Shadows of the Damned composer sounds off

EA revealed Grasshopper Manufacture's Shadows of the Damned at its pre-TGS event earlier today -- and it was about Damned time. We cornered one of the "Video Game Band" members, composer Akira Yamaoka, to discuss his role creating music and sound for the "psychological action thriller." We also discuss his old gig at Konami and how he feels about passing the Silent Hill torch (at least for now).

Joystiq: Were you excited to have your new music premiere in the trailer this evening?

Akira Yamaoka: Very exciting, yes.

Were you also nervous about showing your first project outside of Konami?

Not nervous. I was more excited about the project.
For this project, are you just creating music or all the audio?

Not just music. I'm also doing the sound effects and the atmosphere for the whole project.

Has being at Grasshopper added a punk rock edge to your sound?

It hasn't really changed much.

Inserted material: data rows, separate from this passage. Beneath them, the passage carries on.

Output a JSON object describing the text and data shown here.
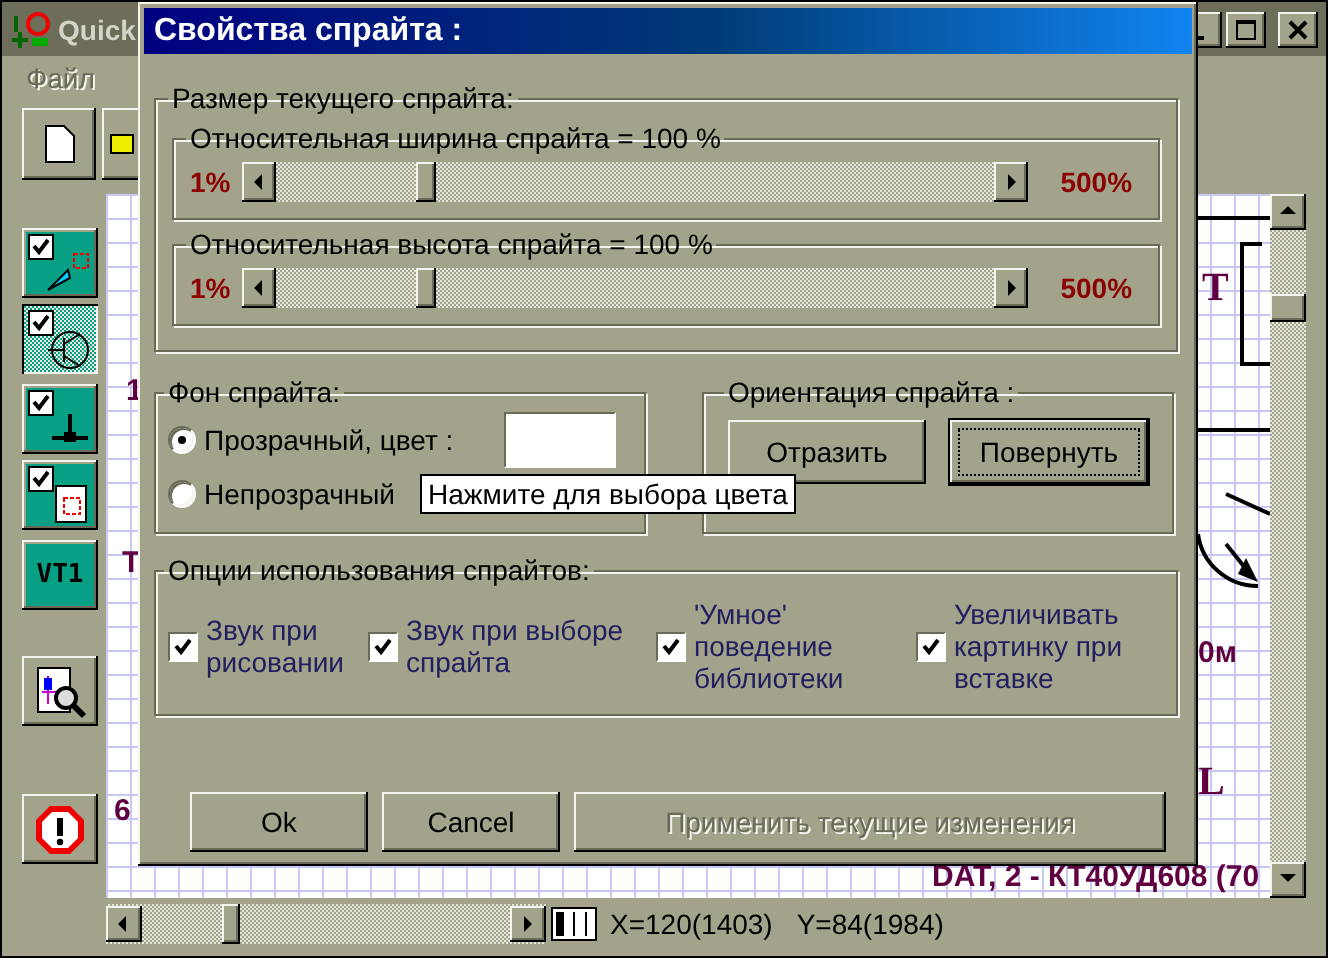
{
  "app": {
    "title": "Quick",
    "menu": [
      {
        "label": "Файл",
        "disabled": true
      }
    ]
  },
  "tools": [
    {
      "kind": "toggle",
      "checked": true,
      "selected": false
    },
    {
      "kind": "toggle",
      "checked": true,
      "selected": true
    },
    {
      "kind": "toggle",
      "checked": true,
      "selected": false
    },
    {
      "kind": "toggle",
      "checked": true,
      "selected": false
    },
    {
      "kind": "text",
      "label": "VT1"
    },
    {
      "kind": "action"
    },
    {
      "kind": "action"
    }
  ],
  "canvas_labels": [
    {
      "text": "1"
    },
    {
      "text": "Т"
    },
    {
      "text": "6"
    },
    {
      "text": "Т"
    },
    {
      "text": "0м"
    },
    {
      "text": "L"
    },
    {
      "text": "DAT, 2 - КТ40УД608 (70"
    }
  ],
  "status": {
    "x": "X=120(1403)",
    "y": "Y=84(1984)"
  },
  "dialog": {
    "title": "Свойства спрайта :",
    "size_group": {
      "label": "Размер текущего спрайта:",
      "sliders": [
        {
          "label": "Относительная ширина спрайта = 100 %",
          "min": "1%",
          "max": "500%",
          "level": 0.2
        },
        {
          "label": "Относительная высота спрайта = 100 %",
          "min": "1%",
          "max": "500%",
          "level": 0.2
        }
      ]
    },
    "background_group": {
      "label": "Фон спрайта:",
      "options": [
        {
          "label": "Прозрачный, цвет :",
          "selected": true
        },
        {
          "label": "Непрозрачный",
          "selected": false
        }
      ]
    },
    "orientation_group": {
      "label": "Ориентация спрайта :",
      "buttons": [
        {
          "label": "Отразить",
          "default": false
        },
        {
          "label": "Повернуть",
          "default": true
        }
      ]
    },
    "options_group": {
      "label": "Опции использования спрайтов:",
      "options": [
        {
          "label": "Звук при рисовании",
          "checked": true
        },
        {
          "label": "Звук при выборе спрайта",
          "checked": true
        },
        {
          "label": "'Умное' поведение библиотеки",
          "checked": true
        },
        {
          "label": "Увеличивать картинку при вставке",
          "checked": true
        }
      ]
    },
    "buttons": [
      {
        "label": "Ok",
        "disabled": false
      },
      {
        "label": "Cancel",
        "disabled": false
      },
      {
        "label": "Применить текущие изменения",
        "disabled": true
      }
    ]
  },
  "tooltip": "Нажмите для выбора цвета"
}
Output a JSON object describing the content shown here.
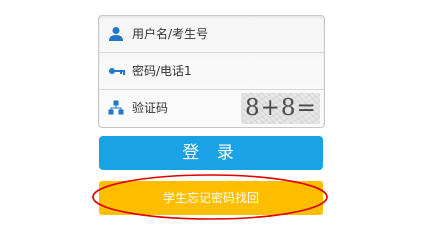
{
  "form": {
    "username_placeholder": "用户名/考生号",
    "password_placeholder": "密码/电话1",
    "captcha_placeholder": "验证码",
    "captcha_image_text": "8+8="
  },
  "actions": {
    "login_label": "登 录",
    "forgot_password_label": "学生忘记密码找回"
  },
  "colors": {
    "login_button": "#19a3e6",
    "forgot_button": "#ffbf00",
    "annotation_circle": "#e00000",
    "icon_blue": "#1f78c8"
  },
  "icons": {
    "username": "user-icon",
    "password": "key-icon",
    "captcha": "captcha-icon"
  }
}
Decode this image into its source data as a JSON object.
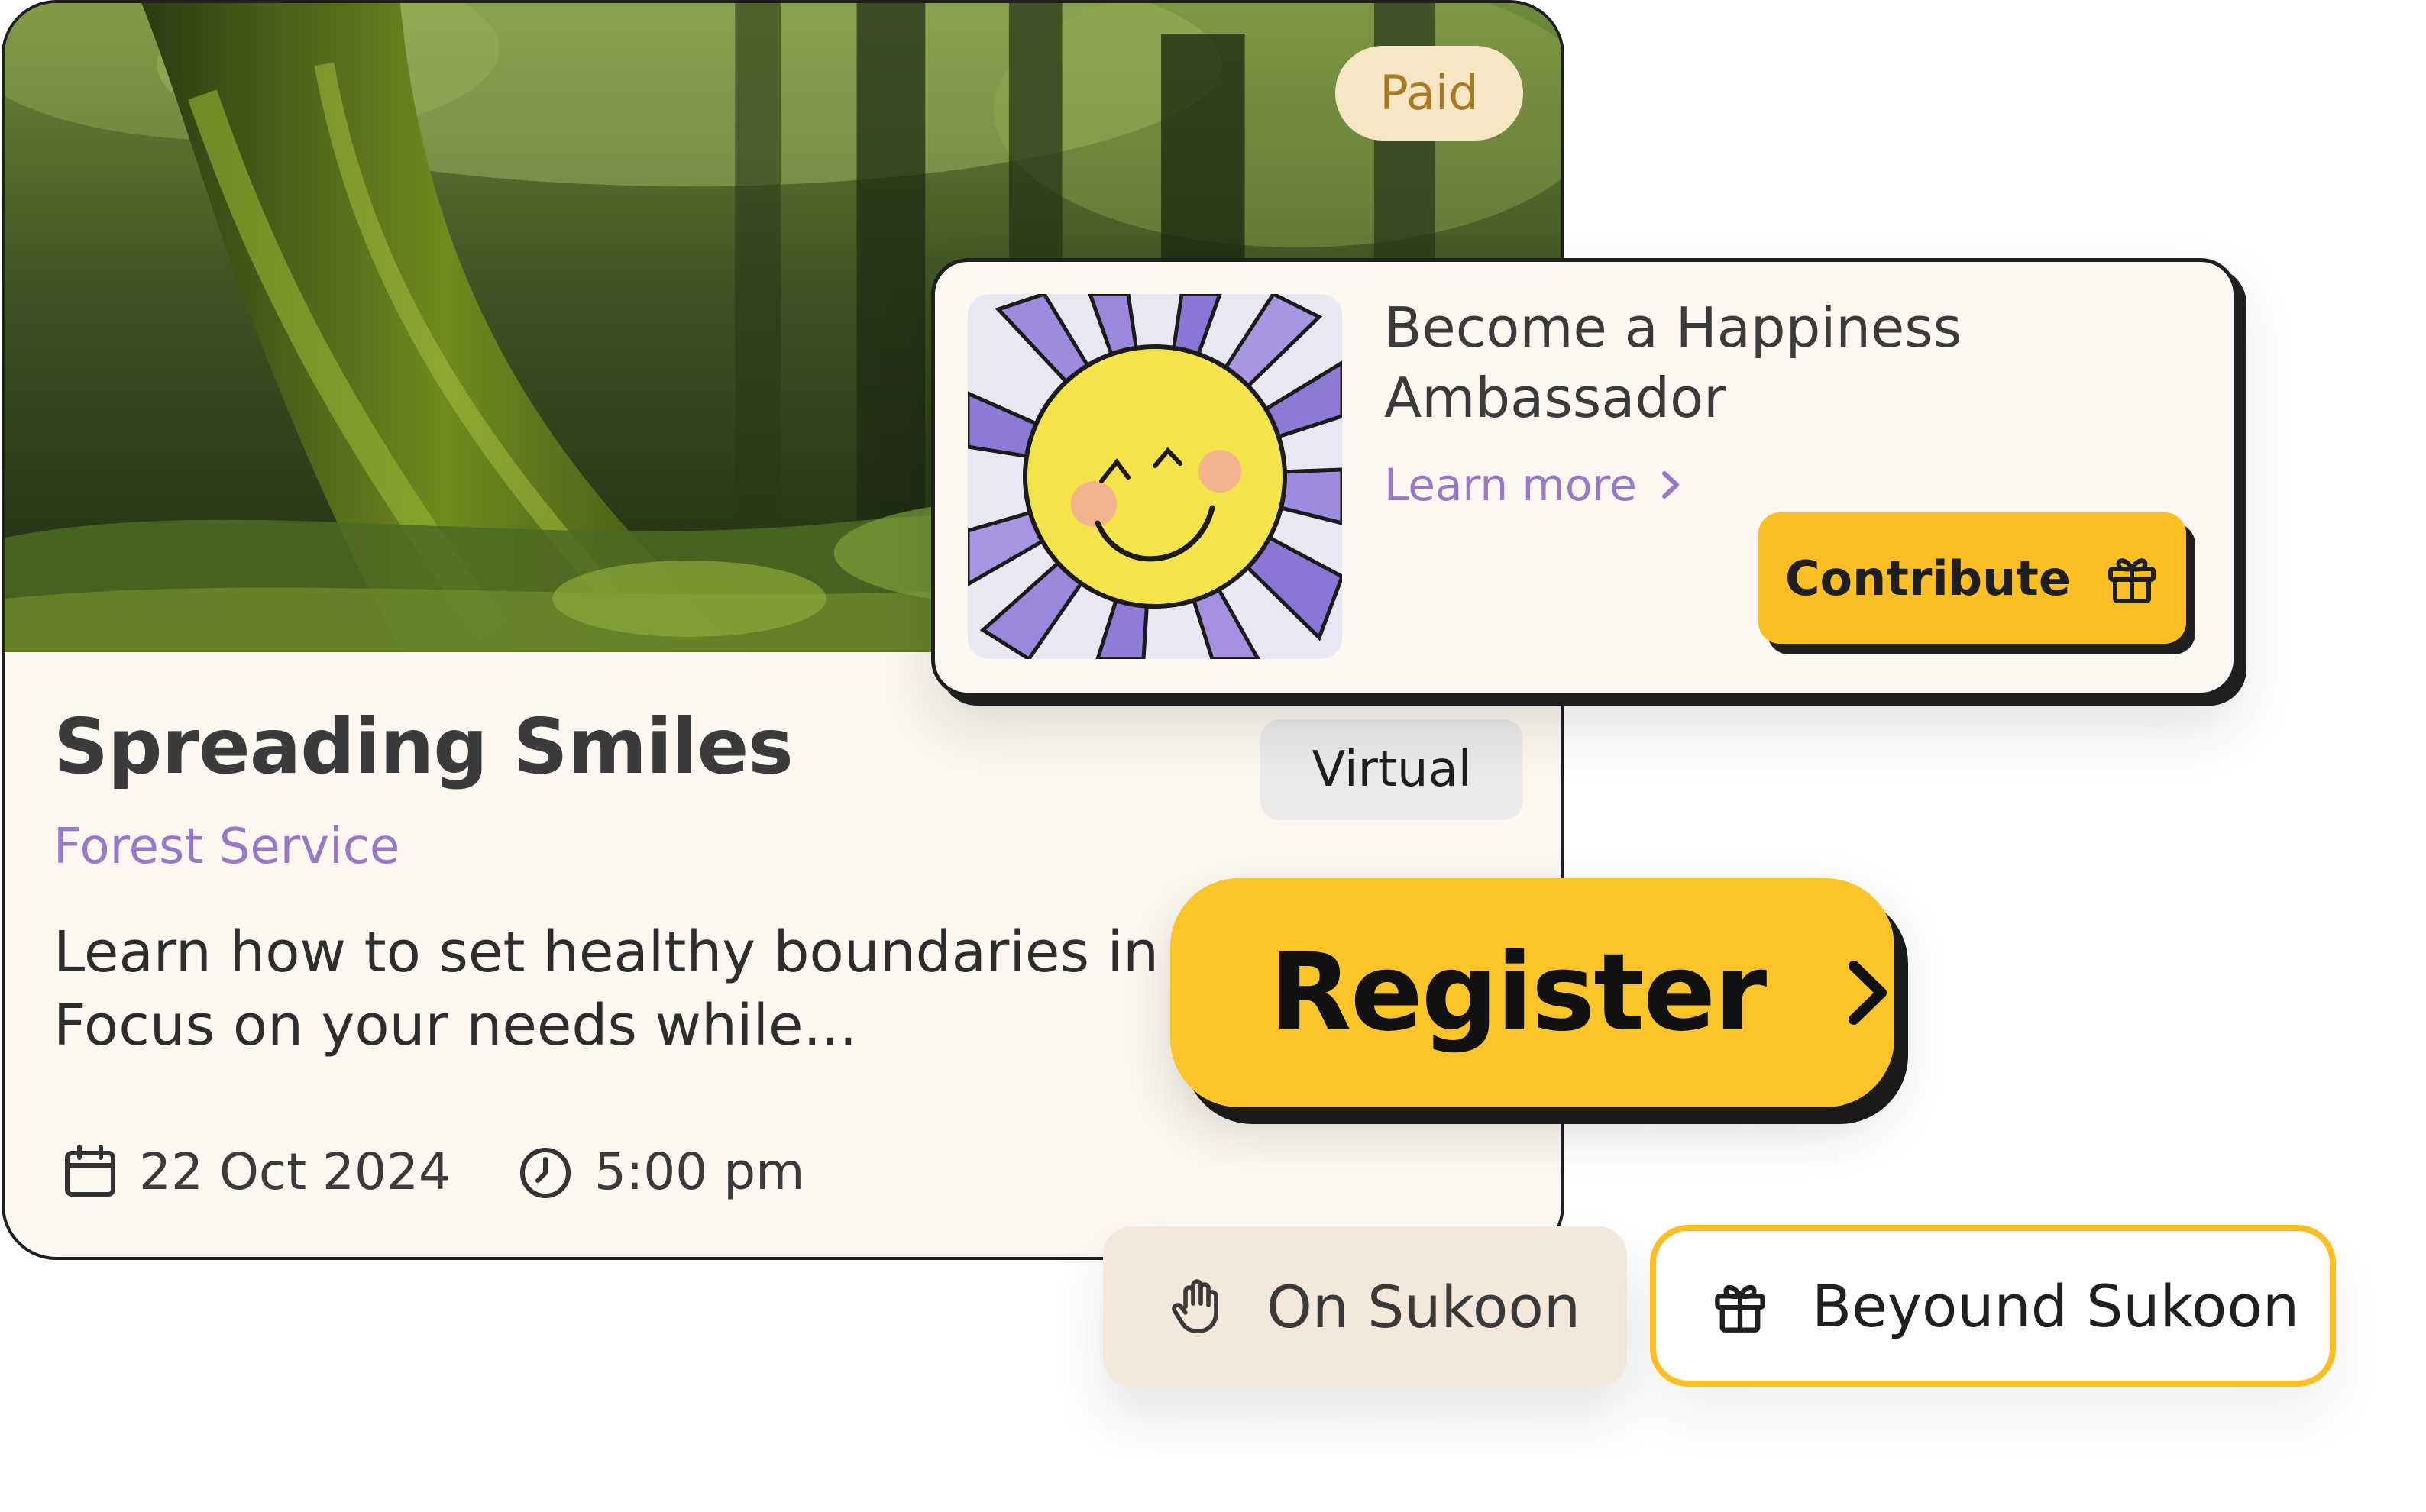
{
  "event": {
    "badge": "Paid",
    "title": "Spreading Smiles",
    "organizer": "Forest Service",
    "mode": "Virtual",
    "description_line1": "Learn how to set healthy boundaries in re",
    "description_line2": "Focus on your needs while...",
    "date": "22 Oct 2024",
    "time": "5:00 pm",
    "image": "forest-photo"
  },
  "ambassador": {
    "title": "Become a Happiness Ambassador",
    "link": "Learn more",
    "button": "Contribute",
    "image": "smiling-sun-drawing"
  },
  "register": {
    "label": "Register"
  },
  "pills": {
    "on": "On Sukoon",
    "beyond": "Beyound Sukoon"
  },
  "colors": {
    "accent_yellow": "#fbbf24",
    "purple": "#9a78c9",
    "card_bg": "#fdf7f1",
    "paid_bg": "#f7e6c4",
    "paid_text": "#a97a26"
  }
}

But for this project, I want to have my music match the main character, Garcia, because Garcia's very aggressive, powerful; so I'm trying to bring that type of music, that type of sound to the game.

So you're building the music around this main character. Are there any other character traits that inform the music?

Not just that -- I'm trying to make the music appeal to a worldwide audience, so I'm trying to bring in a lot of different elements to appeal to different people.

There's no one that can top my compositions in Silent Hill. - Akira Yamaoka

What kind of elements do you add for a Western audience?

I wanted to make music that would appeal to fans of horror, but I wanted to match the opinions of the fans around the world with this music. I wanted to appeal to them even if it's not horror they're looking for.

Is there something different about composing for an action game

Composing for action games and horror games is different. The rhythm for each game is different. When you have an action game, you have to have a tempo for your music that will match to the game; where in a horror game you have a lot more atmosphere. It's about the mood and not the tempo.

You're working with Mary Elizabeth McGlynn again this time. What made you decide to work with her on this project?

Of course, I get to choose who I get to work with, but this time with Mary, it's a totally different style than something from Silent Hill, so I kind of wanted to try that.

How heavily is she featured in the soundtrack?

Four songs.

How is it working with Suda-san and Mikami-san?

Fun. It's really great working with both of them. Suda-san and Mikami-san are two of the best game creators in the world, and it's really inspired me, and I really respect them very much.

Do they offer input on the music?

Sometimes they give me feedback. It's very helpful.

One last question: For the new Silent Hill game, Konami has
chosen a new composer, Dan Licht. Are you familiar with his work, and what do you think?

I don't know him.

He composes for the TV show Dexter.

I've heard the name of the show.

I don't really feel like just because someone else is [making music for Silent Hill] I should be like, "Oh, no, stop, this is my world!" But if I had a chance to do anything for Silent Hill again, I'd love it.

Konami hasn't asked?

They haven't asked me, but as far as I'm concerned, as far as Silent Hill music goes, I'm the top. There's no one that can top my compositions in Silent Hill. I've got a lot of confidence in that.

If there's a chance and the timing is good, I'd love to make music again for Silent Hill -- for the fans.

This article was originally published on Joystiq.